> _Brief_
Every line below should be given again without alteration.

Items from a dataset:

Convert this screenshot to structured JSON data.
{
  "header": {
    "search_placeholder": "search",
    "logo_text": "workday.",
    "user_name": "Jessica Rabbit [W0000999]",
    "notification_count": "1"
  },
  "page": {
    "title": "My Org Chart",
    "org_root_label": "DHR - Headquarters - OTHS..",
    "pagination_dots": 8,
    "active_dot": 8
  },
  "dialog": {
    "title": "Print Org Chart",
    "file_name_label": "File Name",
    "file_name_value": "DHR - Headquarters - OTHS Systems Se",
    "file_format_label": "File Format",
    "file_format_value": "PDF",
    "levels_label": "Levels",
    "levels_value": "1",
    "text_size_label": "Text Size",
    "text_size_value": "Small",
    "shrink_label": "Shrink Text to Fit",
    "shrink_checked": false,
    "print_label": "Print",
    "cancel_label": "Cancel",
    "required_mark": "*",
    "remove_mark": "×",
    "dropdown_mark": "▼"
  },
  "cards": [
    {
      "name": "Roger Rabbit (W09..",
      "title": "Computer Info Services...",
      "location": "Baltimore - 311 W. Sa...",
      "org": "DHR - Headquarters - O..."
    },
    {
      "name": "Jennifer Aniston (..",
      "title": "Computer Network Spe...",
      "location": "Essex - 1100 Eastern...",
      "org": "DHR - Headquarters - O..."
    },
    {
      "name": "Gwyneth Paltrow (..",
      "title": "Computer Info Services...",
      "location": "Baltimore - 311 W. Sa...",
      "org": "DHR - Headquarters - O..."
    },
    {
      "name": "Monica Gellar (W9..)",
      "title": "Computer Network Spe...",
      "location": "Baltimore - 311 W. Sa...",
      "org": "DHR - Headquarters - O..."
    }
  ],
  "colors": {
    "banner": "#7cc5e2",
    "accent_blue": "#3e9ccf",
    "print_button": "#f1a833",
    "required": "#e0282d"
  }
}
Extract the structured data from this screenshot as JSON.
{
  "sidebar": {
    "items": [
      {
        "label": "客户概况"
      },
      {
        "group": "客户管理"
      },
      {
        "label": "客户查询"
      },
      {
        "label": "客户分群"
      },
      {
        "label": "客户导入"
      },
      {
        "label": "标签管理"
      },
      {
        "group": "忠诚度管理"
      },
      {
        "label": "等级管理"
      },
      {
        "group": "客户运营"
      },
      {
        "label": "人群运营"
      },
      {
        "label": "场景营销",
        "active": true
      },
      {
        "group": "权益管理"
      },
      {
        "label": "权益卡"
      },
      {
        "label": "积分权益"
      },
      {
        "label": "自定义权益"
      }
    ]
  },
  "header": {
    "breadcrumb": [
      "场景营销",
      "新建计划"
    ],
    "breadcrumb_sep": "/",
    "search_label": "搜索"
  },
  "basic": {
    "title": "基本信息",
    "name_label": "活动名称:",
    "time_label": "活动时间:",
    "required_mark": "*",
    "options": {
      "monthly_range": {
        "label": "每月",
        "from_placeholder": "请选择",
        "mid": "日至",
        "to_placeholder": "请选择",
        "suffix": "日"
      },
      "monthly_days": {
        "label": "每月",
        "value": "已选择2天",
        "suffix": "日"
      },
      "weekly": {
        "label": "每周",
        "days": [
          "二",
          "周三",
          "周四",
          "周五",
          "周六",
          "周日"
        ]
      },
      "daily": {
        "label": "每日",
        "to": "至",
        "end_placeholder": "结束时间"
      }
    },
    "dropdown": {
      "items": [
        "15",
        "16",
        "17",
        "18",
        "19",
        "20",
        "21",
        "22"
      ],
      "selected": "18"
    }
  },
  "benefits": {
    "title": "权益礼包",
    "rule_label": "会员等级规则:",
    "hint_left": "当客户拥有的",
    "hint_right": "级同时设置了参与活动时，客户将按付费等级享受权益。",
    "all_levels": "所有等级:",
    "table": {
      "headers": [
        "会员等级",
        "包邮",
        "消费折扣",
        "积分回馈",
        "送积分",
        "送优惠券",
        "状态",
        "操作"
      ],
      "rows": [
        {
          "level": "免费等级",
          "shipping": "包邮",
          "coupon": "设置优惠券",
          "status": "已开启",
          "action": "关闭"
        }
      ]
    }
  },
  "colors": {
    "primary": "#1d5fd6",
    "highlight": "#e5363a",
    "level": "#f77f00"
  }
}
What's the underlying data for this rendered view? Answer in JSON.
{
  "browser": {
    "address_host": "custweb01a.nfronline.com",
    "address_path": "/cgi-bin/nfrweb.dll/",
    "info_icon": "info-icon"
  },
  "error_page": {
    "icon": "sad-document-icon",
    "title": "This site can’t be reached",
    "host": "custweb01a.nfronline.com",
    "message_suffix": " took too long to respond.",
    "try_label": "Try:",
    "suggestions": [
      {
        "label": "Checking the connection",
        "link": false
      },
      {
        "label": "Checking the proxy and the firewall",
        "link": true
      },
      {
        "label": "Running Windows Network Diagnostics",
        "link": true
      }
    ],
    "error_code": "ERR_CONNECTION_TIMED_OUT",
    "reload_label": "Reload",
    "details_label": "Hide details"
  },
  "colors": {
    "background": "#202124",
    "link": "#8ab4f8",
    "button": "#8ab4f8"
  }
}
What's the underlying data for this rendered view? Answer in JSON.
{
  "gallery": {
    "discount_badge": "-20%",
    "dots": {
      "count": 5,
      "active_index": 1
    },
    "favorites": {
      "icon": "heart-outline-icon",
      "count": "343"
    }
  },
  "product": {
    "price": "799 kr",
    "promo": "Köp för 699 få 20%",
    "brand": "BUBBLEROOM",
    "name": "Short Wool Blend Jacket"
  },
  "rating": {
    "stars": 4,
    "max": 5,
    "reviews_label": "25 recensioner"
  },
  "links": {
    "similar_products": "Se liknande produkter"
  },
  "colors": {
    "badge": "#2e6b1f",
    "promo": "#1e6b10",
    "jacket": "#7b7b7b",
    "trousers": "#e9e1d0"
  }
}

> _Task answer_
Convert this screenshot to structured JSON data.
{
  "header": {
    "search_placeholder": "search",
    "logo_text": "workday.",
    "user_name": "Jessica Rabbit [W0000999]",
    "notification_count": "1"
  },
  "page": {
    "title": "My Org Chart",
    "org_root_label": "DHR - Headquarters - OTHS..",
    "pagination_dots": 8,
    "active_dot": 8
  },
  "dialog": {
    "title": "Print Org Chart",
    "file_name_label": "File Name",
    "file_name_value": "DHR - Headquarters - OTHS Systems Se",
    "file_format_label": "File Format",
    "file_format_value": "PDF",
    "levels_label": "Levels",
    "levels_value": "1",
    "text_size_label": "Text Size",
    "text_size_value": "Small",
    "shrink_label": "Shrink Text to Fit",
    "shrink_checked": false,
    "print_label": "Print",
    "cancel_label": "Cancel",
    "required_mark": "*",
    "remove_mark": "×",
    "dropdown_mark": "▼"
  },
  "cards": [
    {
      "name": "Roger Rabbit (W09..",
      "title": "Computer Info Services...",
      "location": "Baltimore - 311 W. Sa...",
      "org": "DHR - Headquarters - O..."
    },
    {
      "name": "Jennifer Aniston (..",
      "title": "Computer Network Spe...",
      "location": "Essex - 1100 Eastern...",
      "org": "DHR - Headquarters - O..."
    },
    {
      "name": "Gwyneth Paltrow (..",
      "title": "Computer Info Services...",
      "location": "Baltimore - 311 W. Sa...",
      "org": "DHR - Headquarters - O..."
    },
    {
      "name": "Monica Gellar (W9..)",
      "title": "Computer Network Spe...",
      "location": "Baltimore - 311 W. Sa...",
      "org": "DHR - Headquarters - O..."
    }
  ],
  "colors": {
    "banner": "#7cc5e2",
    "accent_blue": "#3e9ccf",
    "print_button": "#f1a833",
    "required": "#e0282d"
  }
}
Extract the structured data from this screenshot as JSON.
{
  "sidebar": {
    "items": [
      {
        "label": "客户概况"
      },
      {
        "group": "客户管理"
      },
      {
        "label": "客户查询"
      },
      {
        "label": "客户分群"
      },
      {
        "label": "客户导入"
      },
      {
        "label": "标签管理"
      },
      {
        "group": "忠诚度管理"
      },
      {
        "label": "等级管理"
      },
      {
        "group": "客户运营"
      },
      {
        "label": "人群运营"
      },
      {
        "label": "场景营销",
        "active": true
      },
      {
        "group": "权益管理"
      },
      {
        "label": "权益卡"
      },
      {
        "label": "积分权益"
      },
      {
        "label": "自定义权益"
      }
    ]
  },
  "header": {
    "breadcrumb": [
      "场景营销",
      "新建计划"
    ],
    "breadcrumb_sep": "/",
    "search_label": "搜索"
  },
  "basic": {
    "title": "基本信息",
    "name_label": "活动名称:",
    "time_label": "活动时间:",
    "required_mark": "*",
    "options": {
      "monthly_range": {
        "label": "每月",
        "from_placeholder": "请选择",
        "mid": "日至",
        "to_placeholder": "请选择",
        "suffix": "日"
      },
      "monthly_days": {
        "label": "每月",
        "value": "已选择2天",
        "suffix": "日"
      },
      "weekly": {
        "label": "每周",
        "days": [
          "二",
          "周三",
          "周四",
          "周五",
          "周六",
          "周日"
        ]
      },
      "daily": {
        "label": "每日",
        "to": "至",
        "end_placeholder": "结束时间"
      }
    },
    "dropdown": {
      "items": [
        "15",
        "16",
        "17",
        "18",
        "19",
        "20",
        "21",
        "22"
      ],
      "selected": "18"
    }
  },
  "benefits": {
    "title": "权益礼包",
    "rule_label": "会员等级规则:",
    "hint_left": "当客户拥有的",
    "hint_right": "级同时设置了参与活动时，客户将按付费等级享受权益。",
    "all_levels": "所有等级:",
    "table": {
      "headers": [
        "会员等级",
        "包邮",
        "消费折扣",
        "积分回馈",
        "送积分",
        "送优惠券",
        "状态",
        "操作"
      ],
      "rows": [
        {
          "level": "免费等级",
          "shipping": "包邮",
          "coupon": "设置优惠券",
          "status": "已开启",
          "action": "关闭"
        }
      ]
    }
  },
  "colors": {
    "primary": "#1d5fd6",
    "highlight": "#e5363a",
    "level": "#f77f00"
  }
}
What's the underlying data for this rendered view? Answer in JSON.
{
  "browser": {
    "address_host": "custweb01a.nfronline.com",
    "address_path": "/cgi-bin/nfrweb.dll/",
    "info_icon": "info-icon"
  },
  "error_page": {
    "icon": "sad-document-icon",
    "title": "This site can’t be reached",
    "host": "custweb01a.nfronline.com",
    "message_suffix": " took too long to respond.",
    "try_label": "Try:",
    "suggestions": [
      {
        "label": "Checking the connection",
        "link": false
      },
      {
        "label": "Checking the proxy and the firewall",
        "link": true
      },
      {
        "label": "Running Windows Network Diagnostics",
        "link": true
      }
    ],
    "error_code": "ERR_CONNECTION_TIMED_OUT",
    "reload_label": "Reload",
    "details_label": "Hide details"
  },
  "colors": {
    "background": "#202124",
    "link": "#8ab4f8",
    "button": "#8ab4f8"
  }
}
What's the underlying data for this rendered view? Answer in JSON.
{
  "gallery": {
    "discount_badge": "-20%",
    "dots": {
      "count": 5,
      "active_index": 1
    },
    "favorites": {
      "icon": "heart-outline-icon",
      "count": "343"
    }
  },
  "product": {
    "price": "799 kr",
    "promo": "Köp för 699 få 20%",
    "brand": "BUBBLEROOM",
    "name": "Short Wool Blend Jacket"
  },
  "rating": {
    "stars": 4,
    "max": 5,
    "reviews_label": "25 recensioner"
  },
  "links": {
    "similar_products": "Se liknande produkter"
  },
  "colors": {
    "badge": "#2e6b1f",
    "promo": "#1e6b10",
    "jacket": "#7b7b7b",
    "trousers": "#e9e1d0"
  }
}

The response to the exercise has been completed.